The goal of NetCoupler is to estimate potential causal links between a set of -omic (e.g. metabolomics, lipidomics) or other high-dimensional metabolic data as a conditional dependency network and either a disease outcome, an exposure, or both. These potential causal links are classified as direct, ambigious, or no effects. This algorithm is largely meant to be used with -omic style data to generate the networks and while theoretically non-omic data could be used, we have not tested it in that context. Given the algorithms nature, it’s primarily designed to be used for exploration of potential mechanisms and used to complement other analyses for a research question. It could also be used to confirm a pre-specified and explicit hypothesis, similar to how structural equation models are used. However, this might be a more niche use.
Why or when might you want to use NetCoupler?
Basically, if you’re research question or objective has the general form of:
… So that you can ultimately have an answer that looks like:
There are a few vignettes available in this package:

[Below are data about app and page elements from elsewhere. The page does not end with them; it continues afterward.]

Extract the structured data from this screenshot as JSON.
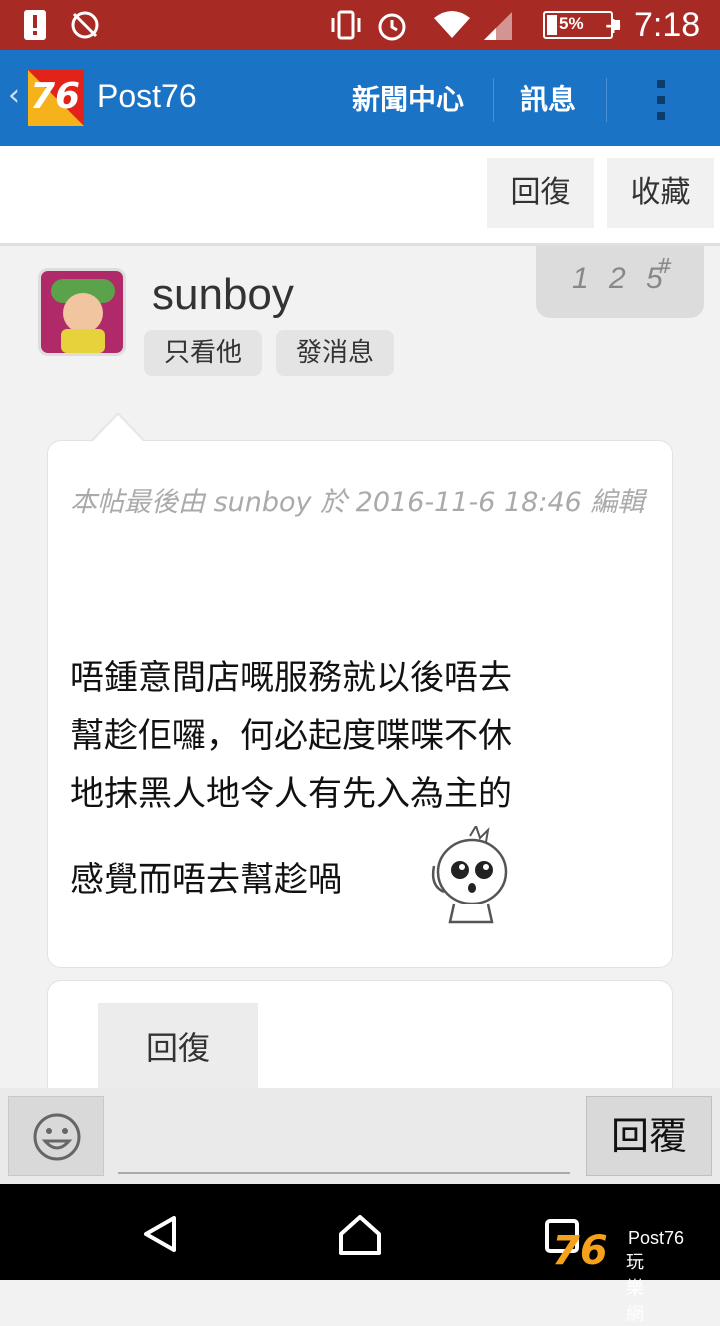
{
  "status_bar": {
    "battery_percent": "5%",
    "time": "7:18",
    "icons": [
      "alert-icon",
      "no-sync-icon",
      "vibrate-icon",
      "alarm-icon",
      "wifi-icon",
      "signal-icon",
      "battery-icon"
    ]
  },
  "app_bar": {
    "back_glyph": "‹",
    "logo_text": "76",
    "title": "Post76",
    "tabs": [
      {
        "label": "新聞中心"
      },
      {
        "label": "訊息"
      }
    ]
  },
  "action_bar": {
    "reply_label": "回復",
    "favorite_label": "收藏"
  },
  "post": {
    "username": "sunboy",
    "only_him_label": "只看他",
    "message_label": "發消息",
    "floor_number": "1 2 5",
    "floor_mark": "#",
    "edit_note": "本帖最後由 sunboy 於 2016-11-6 18:46 編輯",
    "content_lines": [
      "唔鍾意間店嘅服務就以後唔去",
      "幫趁佢囉，何必起度喋喋不休",
      "地抹黑人地令人有先入為主的",
      "感覺而唔去幫趁喎"
    ]
  },
  "quote_card": {
    "reply_label": "回復"
  },
  "input_bar": {
    "placeholder": "",
    "send_label": "回覆"
  },
  "nav_brand": {
    "logo": "76",
    "name": "Post76",
    "subtitle": "玩樂網"
  }
}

vignette("NetCoupler")) describes a simple overview of how and when to use NetCoupler, as well as a basic explanation of some of the components of NetCoupler.

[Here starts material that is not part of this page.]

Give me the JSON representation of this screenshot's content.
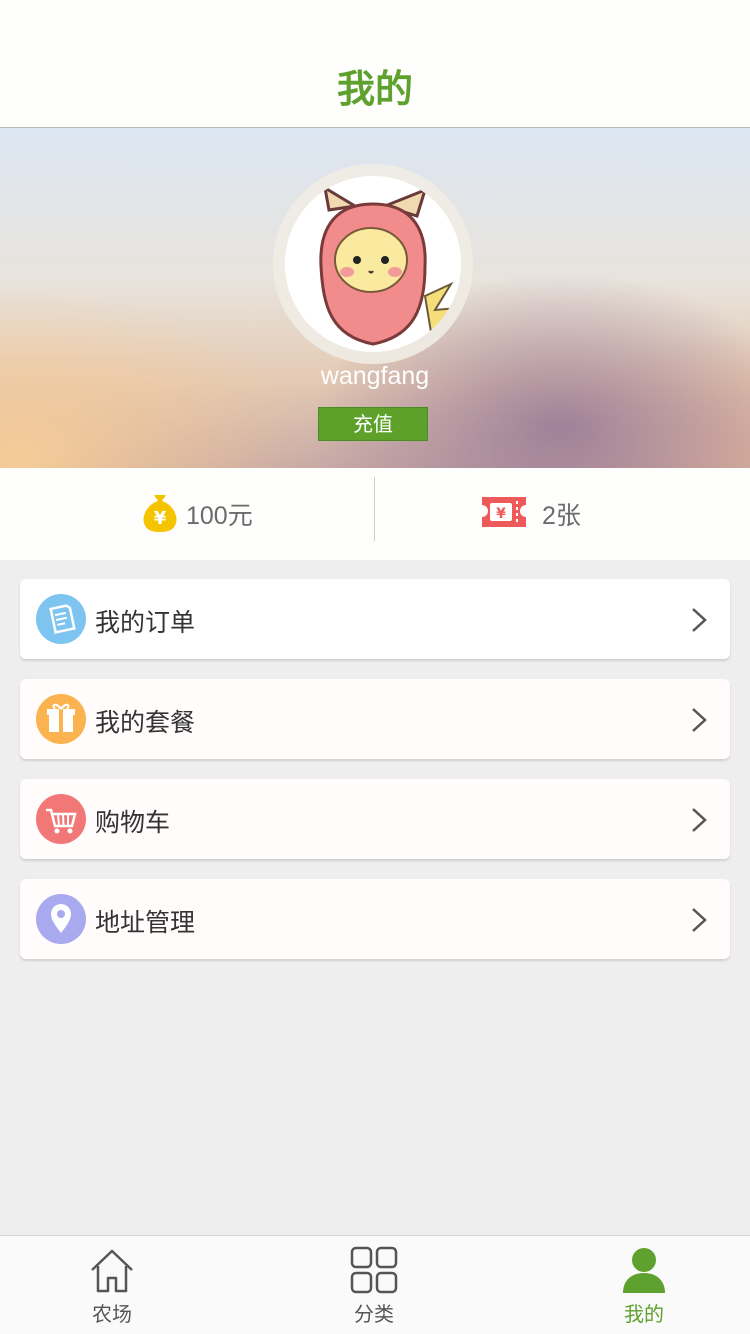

vignette("examples")) lists different models we’ve tested that work with NetCoupler. If you have tried a model out that isn’t listed and seen success, let us know by opening an Issue or submitting a Pull Request (see the contributing guidelines for instructions on doing this).
To install the official CRAN version, use:
To install the development version, use:
# install.packages("remotes") remotes::install_github("NetCoupler/NetCoupler")
Checkout the guidelines for details on contributing. Please note that the ‘NetCoupler’ project is released with a Contributor Code of Conduct. By contributing to this project, you agree to abide by its terms.